Problem
Restate the entries below exactly. Images are not part of the copy.

---------------

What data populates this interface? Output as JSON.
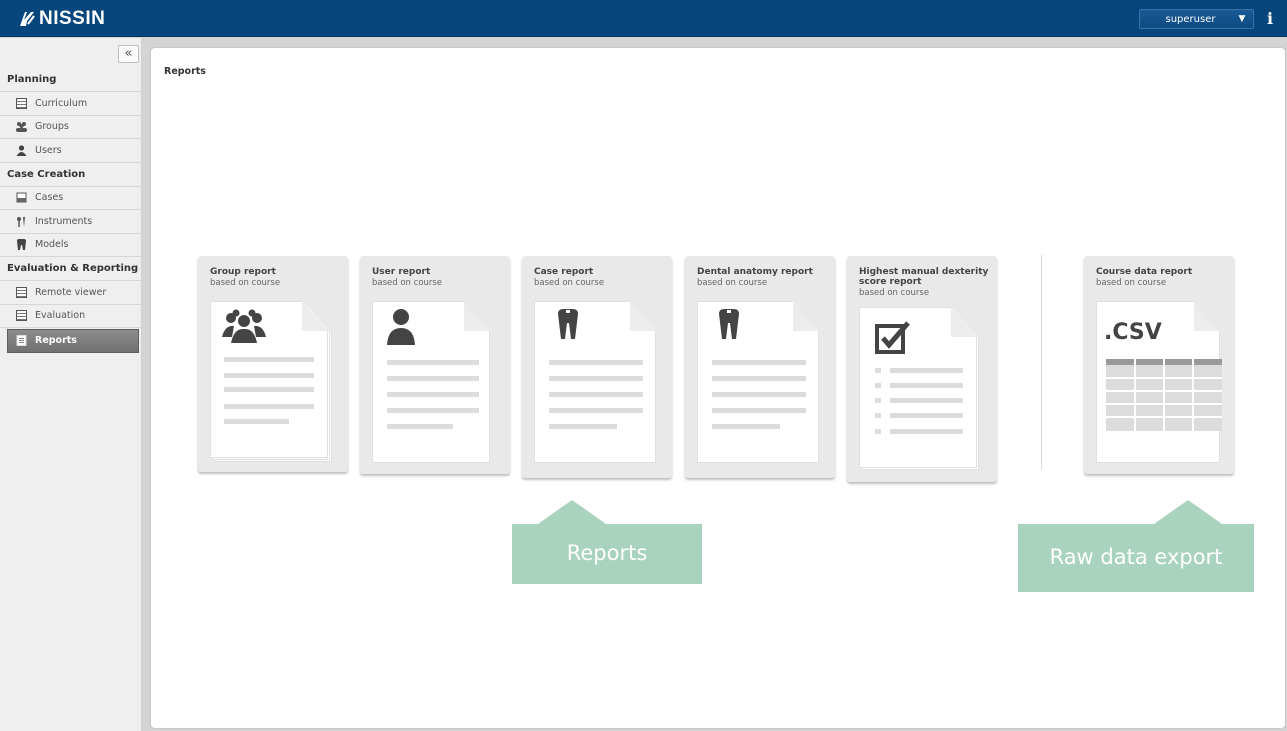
{
  "header": {
    "brand": "NISSIN",
    "user": "superuser",
    "info_label": "i"
  },
  "sidebar": {
    "collapse_label": "«",
    "sections": [
      {
        "title": "Planning",
        "items": [
          {
            "label": "Curriculum",
            "icon": "curriculum-icon"
          },
          {
            "label": "Groups",
            "icon": "groups-icon"
          },
          {
            "label": "Users",
            "icon": "user-icon"
          }
        ]
      },
      {
        "title": "Case Creation",
        "items": [
          {
            "label": "Cases",
            "icon": "cases-icon"
          },
          {
            "label": "Instruments",
            "icon": "instruments-icon"
          },
          {
            "label": "Models",
            "icon": "tooth-icon"
          }
        ]
      },
      {
        "title": "Evaluation & Reporting",
        "items": [
          {
            "label": "Remote viewer",
            "icon": "remote-viewer-icon"
          },
          {
            "label": "Evaluation",
            "icon": "evaluation-icon"
          },
          {
            "label": "Reports",
            "icon": "reports-icon",
            "active": true
          }
        ]
      }
    ]
  },
  "main": {
    "title": "Reports",
    "cards": [
      {
        "title": "Group report",
        "subtitle": "based on course",
        "icon": "group-icon"
      },
      {
        "title": "User report",
        "subtitle": "based on course",
        "icon": "user-icon"
      },
      {
        "title": "Case report",
        "subtitle": "based on course",
        "icon": "tooth-icon"
      },
      {
        "title": "Dental anatomy report",
        "subtitle": "based on course",
        "icon": "tooth-icon"
      },
      {
        "title": "Highest manual dexterity score report",
        "subtitle": "based on course",
        "icon": "checkbox-icon"
      },
      {
        "title": "Course data report",
        "subtitle": "based on course",
        "icon": "csv-table-icon",
        "file_label": ".CSV"
      }
    ],
    "callouts": {
      "reports": "Reports",
      "raw": "Raw data export"
    }
  },
  "colors": {
    "header_bg": "#07457d",
    "callout": "#a9d3bf",
    "card_bg": "#e9e9e9"
  }
}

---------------

Response to the exercise
What data populates this interface? Output as JSON.
{
  "header": {
    "brand": "NISSIN",
    "user": "superuser",
    "info_label": "i"
  },
  "sidebar": {
    "collapse_label": "«",
    "sections": [
      {
        "title": "Planning",
        "items": [
          {
            "label": "Curriculum",
            "icon": "curriculum-icon"
          },
          {
            "label": "Groups",
            "icon": "groups-icon"
          },
          {
            "label": "Users",
            "icon": "user-icon"
          }
        ]
      },
      {
        "title": "Case Creation",
        "items": [
          {
            "label": "Cases",
            "icon": "cases-icon"
          },
          {
            "label": "Instruments",
            "icon": "instruments-icon"
          },
          {
            "label": "Models",
            "icon": "tooth-icon"
          }
        ]
      },
      {
        "title": "Evaluation & Reporting",
        "items": [
          {
            "label": "Remote viewer",
            "icon": "remote-viewer-icon"
          },
          {
            "label": "Evaluation",
            "icon": "evaluation-icon"
          },
          {
            "label": "Reports",
            "icon": "reports-icon",
            "active": true
          }
        ]
      }
    ]
  },
  "main": {
    "title": "Reports",
    "cards": [
      {
        "title": "Group report",
        "subtitle": "based on course",
        "icon": "group-icon"
      },
      {
        "title": "User report",
        "subtitle": "based on course",
        "icon": "user-icon"
      },
      {
        "title": "Case report",
        "subtitle": "based on course",
        "icon": "tooth-icon"
      },
      {
        "title": "Dental anatomy report",
        "subtitle": "based on course",
        "icon": "tooth-icon"
      },
      {
        "title": "Highest manual dexterity score report",
        "subtitle": "based on course",
        "icon": "checkbox-icon"
      },
      {
        "title": "Course data report",
        "subtitle": "based on course",
        "icon": "csv-table-icon",
        "file_label": ".CSV"
      }
    ],
    "callouts": {
      "reports": "Reports",
      "raw": "Raw data export"
    }
  },
  "colors": {
    "header_bg": "#07457d",
    "callout": "#a9d3bf",
    "card_bg": "#e9e9e9"
  }
}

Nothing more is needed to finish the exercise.